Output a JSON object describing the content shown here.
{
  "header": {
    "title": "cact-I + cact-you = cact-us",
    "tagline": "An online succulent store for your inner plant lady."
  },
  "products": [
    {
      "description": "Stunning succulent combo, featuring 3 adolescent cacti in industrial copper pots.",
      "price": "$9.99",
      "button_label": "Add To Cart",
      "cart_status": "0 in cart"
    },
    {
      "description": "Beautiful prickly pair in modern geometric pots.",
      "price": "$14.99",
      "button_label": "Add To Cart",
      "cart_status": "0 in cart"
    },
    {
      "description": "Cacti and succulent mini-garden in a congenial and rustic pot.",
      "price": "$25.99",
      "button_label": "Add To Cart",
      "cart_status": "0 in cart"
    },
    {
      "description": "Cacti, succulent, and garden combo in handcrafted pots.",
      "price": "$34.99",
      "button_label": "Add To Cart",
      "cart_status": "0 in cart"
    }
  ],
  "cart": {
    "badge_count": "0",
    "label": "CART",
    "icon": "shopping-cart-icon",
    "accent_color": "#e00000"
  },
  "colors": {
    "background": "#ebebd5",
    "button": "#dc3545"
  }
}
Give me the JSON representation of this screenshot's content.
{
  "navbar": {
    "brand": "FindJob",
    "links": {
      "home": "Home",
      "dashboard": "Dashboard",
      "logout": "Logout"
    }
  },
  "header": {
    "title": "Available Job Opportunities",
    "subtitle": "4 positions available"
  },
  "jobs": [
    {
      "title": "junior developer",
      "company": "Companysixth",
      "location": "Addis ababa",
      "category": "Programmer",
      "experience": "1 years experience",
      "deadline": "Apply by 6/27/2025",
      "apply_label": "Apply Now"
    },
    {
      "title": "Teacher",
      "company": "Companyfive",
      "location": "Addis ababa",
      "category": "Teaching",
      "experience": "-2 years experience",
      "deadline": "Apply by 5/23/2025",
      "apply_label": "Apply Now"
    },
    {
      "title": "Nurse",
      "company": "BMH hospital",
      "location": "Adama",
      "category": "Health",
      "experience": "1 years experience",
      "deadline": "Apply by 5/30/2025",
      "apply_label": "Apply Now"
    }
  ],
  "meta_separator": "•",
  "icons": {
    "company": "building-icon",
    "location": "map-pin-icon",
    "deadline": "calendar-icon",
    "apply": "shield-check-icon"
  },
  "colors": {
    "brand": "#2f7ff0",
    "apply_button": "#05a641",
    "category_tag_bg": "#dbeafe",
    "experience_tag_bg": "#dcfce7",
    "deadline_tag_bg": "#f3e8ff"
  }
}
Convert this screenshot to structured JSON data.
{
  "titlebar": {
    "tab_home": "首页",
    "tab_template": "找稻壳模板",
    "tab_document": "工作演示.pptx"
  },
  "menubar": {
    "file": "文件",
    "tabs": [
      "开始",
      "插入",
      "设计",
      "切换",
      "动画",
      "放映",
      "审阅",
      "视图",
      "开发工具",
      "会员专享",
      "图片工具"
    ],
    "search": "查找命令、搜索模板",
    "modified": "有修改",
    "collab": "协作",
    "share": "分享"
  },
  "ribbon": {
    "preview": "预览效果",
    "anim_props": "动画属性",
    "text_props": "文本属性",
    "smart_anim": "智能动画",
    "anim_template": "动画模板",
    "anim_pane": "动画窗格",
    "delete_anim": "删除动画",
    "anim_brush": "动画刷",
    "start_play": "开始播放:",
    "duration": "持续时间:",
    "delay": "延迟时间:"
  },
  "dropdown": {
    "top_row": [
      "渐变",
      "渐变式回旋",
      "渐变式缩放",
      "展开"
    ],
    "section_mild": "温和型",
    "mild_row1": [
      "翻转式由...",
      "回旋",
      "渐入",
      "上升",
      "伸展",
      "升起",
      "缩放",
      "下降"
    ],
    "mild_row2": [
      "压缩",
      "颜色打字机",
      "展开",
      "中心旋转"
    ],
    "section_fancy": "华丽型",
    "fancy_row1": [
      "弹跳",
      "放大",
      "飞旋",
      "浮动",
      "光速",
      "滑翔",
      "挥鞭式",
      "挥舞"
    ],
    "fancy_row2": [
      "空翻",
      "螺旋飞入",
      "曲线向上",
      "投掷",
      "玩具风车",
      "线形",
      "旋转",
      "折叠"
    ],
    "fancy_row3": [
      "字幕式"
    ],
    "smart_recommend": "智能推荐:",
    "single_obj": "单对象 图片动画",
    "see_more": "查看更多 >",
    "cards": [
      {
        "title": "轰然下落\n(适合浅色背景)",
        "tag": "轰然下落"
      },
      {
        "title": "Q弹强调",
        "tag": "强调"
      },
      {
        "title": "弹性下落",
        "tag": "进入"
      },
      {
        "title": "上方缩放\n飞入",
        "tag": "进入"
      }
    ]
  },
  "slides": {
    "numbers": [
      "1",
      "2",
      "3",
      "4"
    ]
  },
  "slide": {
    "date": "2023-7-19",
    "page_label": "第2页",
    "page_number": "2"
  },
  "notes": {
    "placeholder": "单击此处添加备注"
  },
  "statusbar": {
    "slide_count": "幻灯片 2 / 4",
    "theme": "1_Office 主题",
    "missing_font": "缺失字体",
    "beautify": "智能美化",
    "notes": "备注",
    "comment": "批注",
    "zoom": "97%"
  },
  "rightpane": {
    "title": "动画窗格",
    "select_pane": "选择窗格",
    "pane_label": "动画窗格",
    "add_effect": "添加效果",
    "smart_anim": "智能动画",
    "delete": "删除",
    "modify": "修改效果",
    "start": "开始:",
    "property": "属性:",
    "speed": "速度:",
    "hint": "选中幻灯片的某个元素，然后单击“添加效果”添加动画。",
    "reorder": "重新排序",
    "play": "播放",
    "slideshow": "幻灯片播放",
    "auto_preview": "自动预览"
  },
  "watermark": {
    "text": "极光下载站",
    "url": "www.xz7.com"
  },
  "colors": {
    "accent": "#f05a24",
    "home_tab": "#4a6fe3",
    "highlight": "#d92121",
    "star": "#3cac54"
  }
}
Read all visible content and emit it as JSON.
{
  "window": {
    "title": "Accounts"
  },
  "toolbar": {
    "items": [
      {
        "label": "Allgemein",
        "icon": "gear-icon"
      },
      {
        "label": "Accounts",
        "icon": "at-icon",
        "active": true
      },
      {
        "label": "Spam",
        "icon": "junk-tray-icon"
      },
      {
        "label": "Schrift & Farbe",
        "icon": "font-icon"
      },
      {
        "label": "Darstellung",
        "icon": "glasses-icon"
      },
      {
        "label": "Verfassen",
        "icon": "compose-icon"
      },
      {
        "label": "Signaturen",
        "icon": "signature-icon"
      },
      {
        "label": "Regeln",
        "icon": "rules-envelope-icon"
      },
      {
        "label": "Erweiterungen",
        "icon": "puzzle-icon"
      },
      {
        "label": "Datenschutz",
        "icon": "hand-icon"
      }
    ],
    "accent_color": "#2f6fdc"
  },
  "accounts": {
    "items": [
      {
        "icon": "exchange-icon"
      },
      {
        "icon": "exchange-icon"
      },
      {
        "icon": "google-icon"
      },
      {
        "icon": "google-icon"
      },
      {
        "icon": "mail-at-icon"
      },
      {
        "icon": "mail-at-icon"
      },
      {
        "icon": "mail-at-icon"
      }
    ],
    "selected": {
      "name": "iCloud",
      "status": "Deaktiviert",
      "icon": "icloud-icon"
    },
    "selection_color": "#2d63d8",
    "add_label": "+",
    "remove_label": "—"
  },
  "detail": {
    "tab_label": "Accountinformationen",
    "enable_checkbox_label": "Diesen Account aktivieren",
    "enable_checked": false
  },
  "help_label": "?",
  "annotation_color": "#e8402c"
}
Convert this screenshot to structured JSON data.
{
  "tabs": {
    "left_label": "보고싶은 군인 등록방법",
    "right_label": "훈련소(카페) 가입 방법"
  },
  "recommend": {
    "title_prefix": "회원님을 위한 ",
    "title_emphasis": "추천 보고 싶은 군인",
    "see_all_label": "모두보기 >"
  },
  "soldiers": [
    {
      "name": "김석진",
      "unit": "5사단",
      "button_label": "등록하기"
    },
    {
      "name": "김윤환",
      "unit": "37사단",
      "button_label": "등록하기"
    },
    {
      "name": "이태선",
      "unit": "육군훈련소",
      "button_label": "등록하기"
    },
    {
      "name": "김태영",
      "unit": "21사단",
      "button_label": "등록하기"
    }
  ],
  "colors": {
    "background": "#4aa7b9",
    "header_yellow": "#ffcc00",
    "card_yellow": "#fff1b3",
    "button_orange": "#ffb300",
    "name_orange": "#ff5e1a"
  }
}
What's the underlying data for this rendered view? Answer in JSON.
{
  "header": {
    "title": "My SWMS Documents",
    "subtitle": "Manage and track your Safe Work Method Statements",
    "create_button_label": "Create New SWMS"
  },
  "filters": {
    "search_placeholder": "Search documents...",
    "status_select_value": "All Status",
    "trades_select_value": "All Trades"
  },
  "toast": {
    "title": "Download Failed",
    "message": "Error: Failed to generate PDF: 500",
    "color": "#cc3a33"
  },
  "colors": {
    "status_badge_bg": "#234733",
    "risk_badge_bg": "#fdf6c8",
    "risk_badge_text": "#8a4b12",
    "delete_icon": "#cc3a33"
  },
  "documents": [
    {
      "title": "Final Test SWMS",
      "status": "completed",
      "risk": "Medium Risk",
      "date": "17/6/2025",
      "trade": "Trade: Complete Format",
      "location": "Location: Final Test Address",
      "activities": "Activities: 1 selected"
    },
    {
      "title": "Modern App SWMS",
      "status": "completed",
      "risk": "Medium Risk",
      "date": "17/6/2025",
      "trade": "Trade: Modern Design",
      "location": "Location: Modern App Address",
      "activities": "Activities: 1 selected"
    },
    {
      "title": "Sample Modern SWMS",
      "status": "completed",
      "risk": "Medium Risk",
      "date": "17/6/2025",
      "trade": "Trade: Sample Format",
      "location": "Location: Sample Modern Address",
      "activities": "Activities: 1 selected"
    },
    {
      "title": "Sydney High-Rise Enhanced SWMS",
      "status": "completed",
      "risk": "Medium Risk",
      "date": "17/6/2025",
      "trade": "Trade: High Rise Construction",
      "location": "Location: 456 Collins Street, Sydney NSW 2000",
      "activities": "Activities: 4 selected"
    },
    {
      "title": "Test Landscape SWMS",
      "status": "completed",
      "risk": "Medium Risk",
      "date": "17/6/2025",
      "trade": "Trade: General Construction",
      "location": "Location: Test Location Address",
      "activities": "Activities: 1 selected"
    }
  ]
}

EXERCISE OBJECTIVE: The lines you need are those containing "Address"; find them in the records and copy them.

TASK SOLUTION:
      "location": "Location: Final Test Address",
      "location": "Location: Modern App Address",
      "location": "Location: Sample Modern Address",
      "location": "Location: Test Location Address",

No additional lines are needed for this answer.